Following will be more details on the subject, but let’s just get this out of the way first: SD-WAN is a virtual, or overlay, network; the physical, or underlay, network is the one on which the overlay network resides. Virtual overlay networks contain nodes and links (virtual ones, of course) and allow new services to be enabled without re-configuring the entire network. They are secure and encrypted, and are independent of the underlay network, whether it’s MPLS, ATM, Wi-Fi, 4G, LTE, et al. SD-WAN is transport agnostic―no offense, but it simply doesn’t care about the means of transport you’ve selected.
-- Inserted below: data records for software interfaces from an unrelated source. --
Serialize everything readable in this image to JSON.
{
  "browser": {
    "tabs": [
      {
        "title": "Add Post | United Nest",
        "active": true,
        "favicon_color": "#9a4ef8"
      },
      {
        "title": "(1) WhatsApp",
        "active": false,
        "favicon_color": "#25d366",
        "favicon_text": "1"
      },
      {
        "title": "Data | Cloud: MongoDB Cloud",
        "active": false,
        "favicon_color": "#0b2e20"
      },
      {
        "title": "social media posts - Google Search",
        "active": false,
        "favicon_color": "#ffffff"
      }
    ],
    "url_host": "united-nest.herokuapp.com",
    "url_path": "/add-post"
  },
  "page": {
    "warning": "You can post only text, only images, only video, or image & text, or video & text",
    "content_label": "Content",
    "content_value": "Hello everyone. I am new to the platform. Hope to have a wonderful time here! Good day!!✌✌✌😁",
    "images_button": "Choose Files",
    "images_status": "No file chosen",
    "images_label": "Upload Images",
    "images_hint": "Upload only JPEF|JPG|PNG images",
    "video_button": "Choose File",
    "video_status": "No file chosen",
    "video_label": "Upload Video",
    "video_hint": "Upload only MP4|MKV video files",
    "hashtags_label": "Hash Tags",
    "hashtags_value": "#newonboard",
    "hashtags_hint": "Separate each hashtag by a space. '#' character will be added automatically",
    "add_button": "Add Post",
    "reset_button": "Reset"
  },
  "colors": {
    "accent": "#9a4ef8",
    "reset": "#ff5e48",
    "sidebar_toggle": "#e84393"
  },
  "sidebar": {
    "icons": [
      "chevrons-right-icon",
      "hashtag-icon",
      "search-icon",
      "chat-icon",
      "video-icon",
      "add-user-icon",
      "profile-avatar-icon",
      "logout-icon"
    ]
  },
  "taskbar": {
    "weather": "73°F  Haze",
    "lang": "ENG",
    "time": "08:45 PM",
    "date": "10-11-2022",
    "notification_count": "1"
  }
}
While the oft-mentioned benefits of SD-WAN include cost savings, ease of management and the ability to prioritize traffic, they also provide many other less mentioned benefits, including:
- The ability for developers to create and implement applications and protocols more easily in the cloud,
- More flexibility for data routing through multi-path forwarding, and
- The easy shifting of virtual machines (VMs) to different locations, but without the constraints of the physical, underlay network.
Overlay networks have been around for a while; in fact, the Internet is an overlay network that, originally, ran across the underlay Public Switched Telephone Network (PSTN). In fact, in 2018 most overlay networks, such as VoIP and VPNs, run atop the Internet.
According to Merriam-Webster, the word encapsulation means “to enclose in or as if in a capsule.” And that’s exactly what occurs in SD-WAN, except the enclosure isn’t a capsule, but a packet. The encapsulation occurs within the physical network, and once the primary packet reaches its destination, it’s opened to reveal the inner, or encapsulated, overlay network packet. If the receiver of the delivered information isn’t authenticated, they won’t be able to access it.
SD-WAN (including SDN) and Network Virtualization are often used interchangeably, but the former is really a subset of the latter. They both, through the use of software, connect virtual machines (VMs) that mimic physical hardware. And both allow IT managers to consolidate multiple physical networks, divide them into segments, and ultimately enjoy easier network management, automation, and improved speed.
Don’t leave your network to chance
WANs and LANs are the lifeblood of IT departments. If you’re considering SD-WAN and would like to enjoy the benefits it can, if deployed optimally, deliver, calling on experienced SD-WAN solutions architects and engineers should be your first order of business. Even though SD-WAN is widely touted as a simple, plug-n-play networking solution, there are many things to consider in addition to those wonderful benefits you’ve been hearing about for years. For instance, the use of multiple software layers can require more overhead, and the process of encapsulation can place additional demands on computing. Yes, there’s a lot to consider.
SD-WAN experts like those at GDT can help lead you down this critically important element of your digital transformation journey. They’ve done just that for enterprises of all size, and from a wide range of industries. You can reach their experienced SD-WAN solutions architects and engineers at SDN@gdt.com. They’d love to hear from you.